Ground Cover Supplement : GC Supplement - Biosecurity
9 BIOSECURITY GROUND COVER ON-FARM BIOSECURITY HIGH LEVELS OF phosphine resistance in stored grain pests are not new and are not declining. As early as 1992, high levels of resistance to phosphine were reported in India and Bangladesh. In addition, some level of resistance had already been detected in insects in Australia. At that time the level of resistance was not regarded as a threat to control. Nearly 20 years on, with multiple species of grain pests found to have strong resistance, the threat of losing control of stored grain insects through fumigation with phosphine is real. Resistance levels and frequencies The GRDC has been supporting a phosphine-resistance monitoring program since 1992-93 (Figure 1, page 10), most recently through the Cooperative Research Centre for National Plant Biosecurity's Post Harvest Integrity program. At this time the frequency of weak resistance in the GRDC's northern region (northern NSW and Queensland) was already high, with about 50 per cent of samples tested containing resistant insects (across five species being tested). Briefly, the method used has been to collect samples of insects from farms, central storages and grain merchant premises. These insects are then subjected to a 'discriminating dose' of phosphine that separates resistant from susceptible insects, followed by a second dose that separates known moderate or 'weak' resistance from higher levels of resistance. During the 1990s, the frequency of resistance steadily increased in all species as the grains industry relied more and more heavily on phosphine. The most rapid increase in frequency was in the lesser grain borer and in 1997 a new level of resistance never seen before in Australia was detected in this species. Then in 2000, this stronger resistance was also detected in two additional species: the rust-red flour beetle and the sawtoothed grain beetle. In 2007, strong resistance was detected in the flat grain beetle and earlier this year in the rice weevil.

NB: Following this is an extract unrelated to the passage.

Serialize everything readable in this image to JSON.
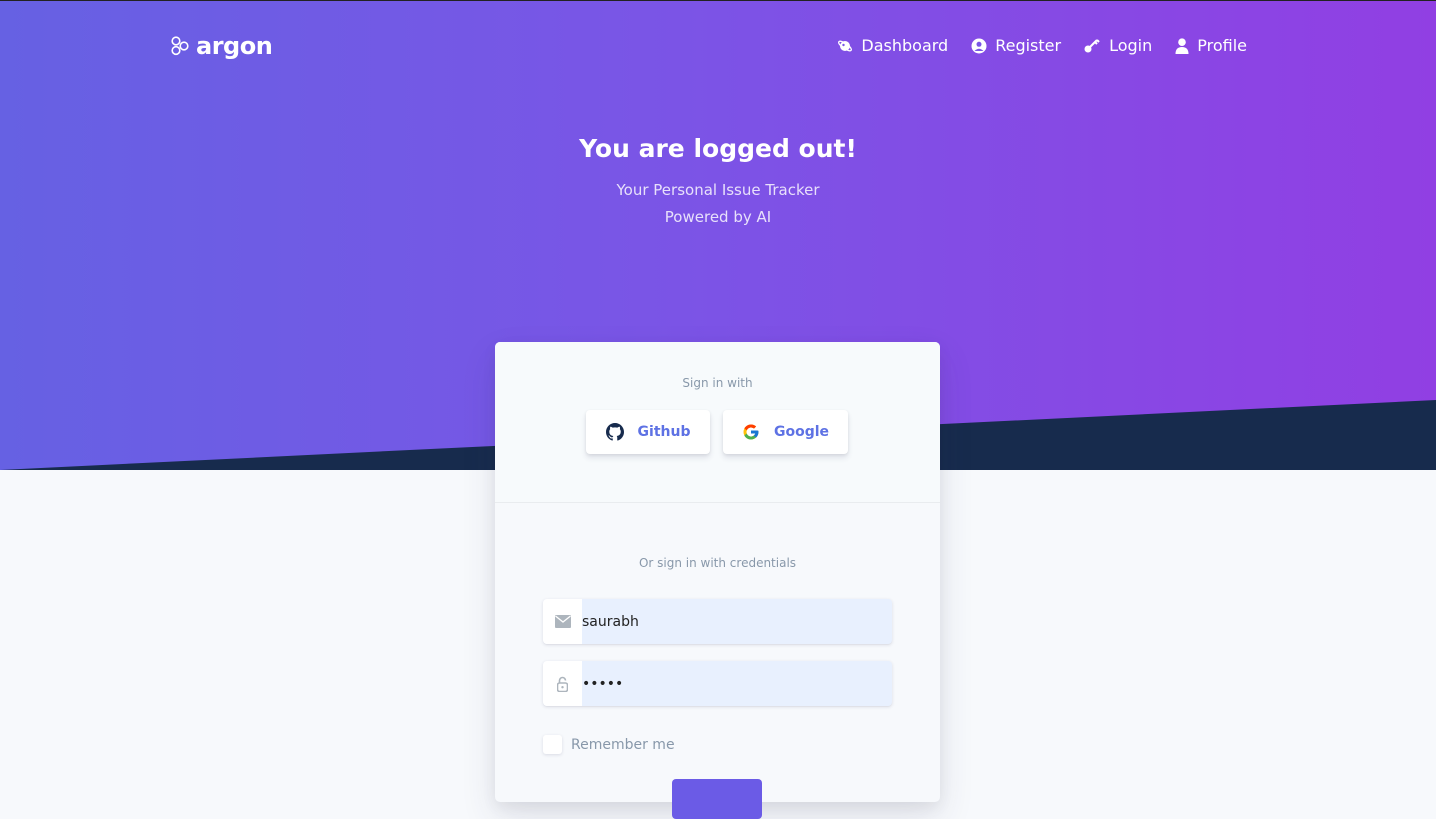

Resistance in the flat grain beetle is at an extremely strong level and we are concerned that this will threaten control with phosphine. Two-gene resistance Detailed research on resistance in the lesser grain borer indicated that two major genes control phosphine Resistance goes from strength to strength Resistance monitoring is showing that if phosphine is to remain effective, growers must only fumigate in sealable silos By Pat Collins resistance and that both genes need to be present to express the 'strong' resistance. Individually, each gene produces a relatively weak resistance, but when found together in the same insect they work jointly to produce a very high resistance. We also found that the resistance is close to recessive. This means that insects with one copy of the resistance (heterozygote or 'carriers') carry the gene but do not express the resistance strongly. So for resistance to be fully expressed, an individual must have both copies. For strong resistance to be expressed an insect must be homozygous for both genes, that is, it must have both copies of both genes. How is phosphine resistance selected? When resistance genes first appear in a population they are rare and 'resistant' individuals carry only one copy. These insects have only a low level of resistance but this is enough to enable them to survive low doses of phosphine. Low concentrations occur when phosphine is applied in unsealed silos. The gas concentration is probably high enough to kill many susceptible insects but it allows heterozygotes to survive. These heterozygotes then become relatively more common and eventually they breed with each other and produce homozygous resistant insects. Further fumigations with low concentrations continue to purify the insect population Fumigation of grain in unsealed silos is not reliable and is leading to an increased number of storage pests with phosphine resistance. IF STRONGLY RESISTANT FLAT GRAIN BEETLE BECOMES COMMON ON FARMS, PHOSPHINE FUMIGATIONS WILL INCREASE TO AT LEAST 20 DAYS.
GC Supplement - Capacity building
GC Supplement - Grain storage